There are various traditional ceremonies with different purposes. There is the Vikamkanimba, Ngondo, Chambo Chalutanga and the Mulasa. The most popular traditional ceremony is called Umutomolo. It is usually held at the banks of the Lake Chila. The lake is tiny but incredibly beautiful. There are many legends about the formation of the Lake and there are dances and songs performed to illustrate the tales. Some say the lake was formed when Chila and wild fruit gatherers refused to give some of that food to a hungry woman then the earth swallowed up the greedy Chila and his village and a lake was placed where they used to be. The lake is not big but he has sparked great interest and mystery. Military wares and relics from World War one where dumped in it and can be found settling at the bottom.  It also has the tendency to disappear and reappear. It is currently still there and the ceremony is performed on its banks. Here the spirits are appeased and thanked for the good year. There also dances and songs that depict how the tribes were separated and how the Mambwe, Lungu and Namwanga established their kingdom from their migrations. My favourite part of the ceremony is the food, the traditional brew and the songs. Northerners are such flamboyant people, they carry themselves with a pride that is forgiving of flaws and hard times. They just laugh and sing and tease each other. Namwanga is a colourful language and it is full of sayings and jokes and has an aged quality about it. Namwanga people love beans; different kinds of it and they grow it the most, they also grow a very aromatic and starchy rice. They also love pupwe, a vegetable leaf form of okra that is green and slimy, they mix it with beans and eat it with nsima. Nsima is a thick porridge starch made from maize meal throughout Africa and has many names and variances. There is a traditional beer brewed of millet called Katubi. It must be drank while its boiling through a wooden straw, it is intoxicating and only for ‘real men and women’. Probably why the ceremony is colourful.

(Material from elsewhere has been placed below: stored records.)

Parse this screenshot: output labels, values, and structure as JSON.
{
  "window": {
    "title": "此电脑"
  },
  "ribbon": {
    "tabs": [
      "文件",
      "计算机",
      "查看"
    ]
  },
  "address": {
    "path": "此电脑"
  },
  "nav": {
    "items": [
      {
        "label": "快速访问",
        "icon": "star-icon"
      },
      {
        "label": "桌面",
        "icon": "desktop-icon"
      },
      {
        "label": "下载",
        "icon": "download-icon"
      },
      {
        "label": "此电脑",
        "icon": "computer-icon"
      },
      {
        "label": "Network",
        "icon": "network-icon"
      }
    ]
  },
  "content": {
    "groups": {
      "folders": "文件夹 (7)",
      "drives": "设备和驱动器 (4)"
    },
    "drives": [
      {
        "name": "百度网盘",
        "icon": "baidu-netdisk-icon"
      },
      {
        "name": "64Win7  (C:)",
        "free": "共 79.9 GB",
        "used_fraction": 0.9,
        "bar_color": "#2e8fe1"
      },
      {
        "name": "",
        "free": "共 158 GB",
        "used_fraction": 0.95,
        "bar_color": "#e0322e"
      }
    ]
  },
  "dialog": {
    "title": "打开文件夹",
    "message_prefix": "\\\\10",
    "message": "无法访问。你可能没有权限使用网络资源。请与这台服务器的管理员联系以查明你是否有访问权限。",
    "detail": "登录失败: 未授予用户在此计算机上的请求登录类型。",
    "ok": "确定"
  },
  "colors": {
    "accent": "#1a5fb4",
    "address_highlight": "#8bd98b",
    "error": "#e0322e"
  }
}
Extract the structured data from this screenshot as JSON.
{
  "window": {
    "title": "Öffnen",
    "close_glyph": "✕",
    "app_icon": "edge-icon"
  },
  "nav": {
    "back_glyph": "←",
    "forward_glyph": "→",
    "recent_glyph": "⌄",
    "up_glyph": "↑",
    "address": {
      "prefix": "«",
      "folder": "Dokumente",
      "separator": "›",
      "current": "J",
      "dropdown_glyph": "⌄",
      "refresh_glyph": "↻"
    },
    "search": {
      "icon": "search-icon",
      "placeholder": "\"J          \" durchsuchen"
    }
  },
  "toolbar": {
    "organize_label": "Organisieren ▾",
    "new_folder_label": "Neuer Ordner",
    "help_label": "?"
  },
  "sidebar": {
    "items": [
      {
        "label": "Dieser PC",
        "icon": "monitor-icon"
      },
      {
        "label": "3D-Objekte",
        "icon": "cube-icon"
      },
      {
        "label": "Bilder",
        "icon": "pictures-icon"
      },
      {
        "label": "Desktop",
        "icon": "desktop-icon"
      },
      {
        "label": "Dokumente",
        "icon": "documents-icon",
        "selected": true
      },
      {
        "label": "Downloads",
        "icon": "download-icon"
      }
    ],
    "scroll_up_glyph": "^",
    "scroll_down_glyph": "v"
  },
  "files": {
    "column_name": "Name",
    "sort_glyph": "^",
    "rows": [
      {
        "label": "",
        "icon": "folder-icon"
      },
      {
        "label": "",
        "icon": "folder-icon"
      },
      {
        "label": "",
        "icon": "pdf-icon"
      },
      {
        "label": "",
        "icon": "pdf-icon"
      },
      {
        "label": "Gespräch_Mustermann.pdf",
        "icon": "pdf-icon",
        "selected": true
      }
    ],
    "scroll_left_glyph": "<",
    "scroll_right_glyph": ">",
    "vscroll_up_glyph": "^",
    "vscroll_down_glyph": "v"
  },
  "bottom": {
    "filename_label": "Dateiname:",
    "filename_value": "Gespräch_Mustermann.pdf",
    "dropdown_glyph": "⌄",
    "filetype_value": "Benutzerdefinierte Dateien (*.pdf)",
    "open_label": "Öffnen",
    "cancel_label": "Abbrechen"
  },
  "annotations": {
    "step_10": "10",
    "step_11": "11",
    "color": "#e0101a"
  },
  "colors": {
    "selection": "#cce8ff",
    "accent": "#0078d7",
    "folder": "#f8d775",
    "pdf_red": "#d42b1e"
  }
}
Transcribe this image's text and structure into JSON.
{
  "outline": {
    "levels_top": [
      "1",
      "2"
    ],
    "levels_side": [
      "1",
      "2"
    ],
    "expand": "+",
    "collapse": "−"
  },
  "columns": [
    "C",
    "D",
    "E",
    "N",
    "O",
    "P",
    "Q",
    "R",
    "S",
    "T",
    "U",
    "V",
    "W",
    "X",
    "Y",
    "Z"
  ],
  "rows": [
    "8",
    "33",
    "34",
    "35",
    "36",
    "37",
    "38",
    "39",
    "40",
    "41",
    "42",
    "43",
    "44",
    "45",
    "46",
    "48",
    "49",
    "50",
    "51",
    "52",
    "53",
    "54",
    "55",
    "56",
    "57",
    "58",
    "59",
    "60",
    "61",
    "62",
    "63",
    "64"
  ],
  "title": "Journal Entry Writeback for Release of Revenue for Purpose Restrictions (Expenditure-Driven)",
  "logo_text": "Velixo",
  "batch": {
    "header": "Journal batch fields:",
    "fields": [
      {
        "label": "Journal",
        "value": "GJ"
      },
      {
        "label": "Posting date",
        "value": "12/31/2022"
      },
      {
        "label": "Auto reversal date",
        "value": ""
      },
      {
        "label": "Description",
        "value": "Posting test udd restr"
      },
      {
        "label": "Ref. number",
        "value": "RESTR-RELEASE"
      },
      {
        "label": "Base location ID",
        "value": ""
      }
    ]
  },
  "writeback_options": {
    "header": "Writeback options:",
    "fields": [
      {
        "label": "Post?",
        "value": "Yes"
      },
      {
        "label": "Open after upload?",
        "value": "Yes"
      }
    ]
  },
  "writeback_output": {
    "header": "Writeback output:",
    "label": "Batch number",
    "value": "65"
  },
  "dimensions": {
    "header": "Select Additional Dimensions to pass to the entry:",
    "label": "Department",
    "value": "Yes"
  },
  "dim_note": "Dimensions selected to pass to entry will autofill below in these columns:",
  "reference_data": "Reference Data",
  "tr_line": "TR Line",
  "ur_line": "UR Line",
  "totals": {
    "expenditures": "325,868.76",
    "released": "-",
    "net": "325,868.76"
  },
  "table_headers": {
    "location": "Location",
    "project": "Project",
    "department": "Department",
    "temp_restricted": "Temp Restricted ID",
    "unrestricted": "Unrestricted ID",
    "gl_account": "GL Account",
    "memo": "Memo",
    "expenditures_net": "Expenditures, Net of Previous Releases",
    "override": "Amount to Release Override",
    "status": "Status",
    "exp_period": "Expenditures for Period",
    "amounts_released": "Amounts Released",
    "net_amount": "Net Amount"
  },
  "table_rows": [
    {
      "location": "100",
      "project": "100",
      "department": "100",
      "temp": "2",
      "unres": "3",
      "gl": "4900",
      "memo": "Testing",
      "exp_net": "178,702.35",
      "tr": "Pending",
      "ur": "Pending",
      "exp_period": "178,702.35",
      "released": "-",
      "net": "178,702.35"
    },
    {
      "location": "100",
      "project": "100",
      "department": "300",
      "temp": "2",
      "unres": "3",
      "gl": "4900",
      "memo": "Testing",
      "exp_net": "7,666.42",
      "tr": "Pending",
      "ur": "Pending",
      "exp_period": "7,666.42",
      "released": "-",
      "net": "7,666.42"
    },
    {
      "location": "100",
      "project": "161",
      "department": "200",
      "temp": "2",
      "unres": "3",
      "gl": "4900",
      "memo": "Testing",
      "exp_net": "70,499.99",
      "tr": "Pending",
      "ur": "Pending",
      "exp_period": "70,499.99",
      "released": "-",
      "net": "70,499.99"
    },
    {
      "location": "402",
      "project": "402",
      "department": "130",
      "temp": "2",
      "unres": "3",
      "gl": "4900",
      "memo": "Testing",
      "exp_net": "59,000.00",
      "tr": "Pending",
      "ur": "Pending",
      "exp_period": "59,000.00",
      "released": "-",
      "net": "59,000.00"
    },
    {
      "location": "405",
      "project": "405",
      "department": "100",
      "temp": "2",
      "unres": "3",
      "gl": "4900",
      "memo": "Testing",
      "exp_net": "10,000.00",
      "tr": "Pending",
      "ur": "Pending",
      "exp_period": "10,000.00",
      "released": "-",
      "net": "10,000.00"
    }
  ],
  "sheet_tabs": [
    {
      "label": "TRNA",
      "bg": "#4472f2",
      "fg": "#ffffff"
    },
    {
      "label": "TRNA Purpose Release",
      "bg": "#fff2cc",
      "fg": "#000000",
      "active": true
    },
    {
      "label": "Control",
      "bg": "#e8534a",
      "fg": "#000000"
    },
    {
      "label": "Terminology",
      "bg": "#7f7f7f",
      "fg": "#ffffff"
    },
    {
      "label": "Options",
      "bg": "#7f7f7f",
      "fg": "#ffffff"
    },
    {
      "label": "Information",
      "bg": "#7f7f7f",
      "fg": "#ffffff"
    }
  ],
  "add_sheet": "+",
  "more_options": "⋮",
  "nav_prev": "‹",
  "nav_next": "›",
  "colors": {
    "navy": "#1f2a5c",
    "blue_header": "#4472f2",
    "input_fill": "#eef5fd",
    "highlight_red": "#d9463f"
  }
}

I am glad I am Namwanga, yes stereotypes are usually wrong but I like to believe that Namwanga people are artistic, have a relaxed view of people and the world, they are almost born lovers of life. Because the language itself demands that one be vocal, Namwanga people are usually not shy, they are perceptive and slow to jump into a situation but they are not shy. My grandmother, the zaniest old lady I know is illiterate but she manages to save her contacts in her phone and knows who is calling and when. She is also dressed to the nines even when she is just home all day and refuses to gain weight or buy counterfeit products. She was my main reference when I wrote this and I am glad I asked her because now Namwanga history lives on and is passed from one person to several others.

It is hard to stay current, to look behind at the past and at the same time to think of the future. Rural-urban migration has made us all one people, aspiring for the advanced pleasures of city life. Every day presents opportunities that draw me further away from my original culture and I will admit that I am scared. I don’t want the flavour of being different to ever wear out. Being different and yet co-existing makes life a special experience. So writing this piece made me want to call my grandmother, she is the only person I know who speaks Namwanga fluently. It made me mark the calendar for next year’s Umutomolo in July. It made me play the Kalambo Hit Parade tape that has been playing songs sang in Namwanga since I was five years old. Namwanga was my second language, my grandmother and father made sure I knew where I was from, they made sure I knew the riddles and parables they knew when they were my age. My father has been dead for years but when I think about my culture I think about him, the source of my heritage. We bonded through culture and created memories on our many road trips to the village. I hope that one day I can share the same moments and experiences with more people.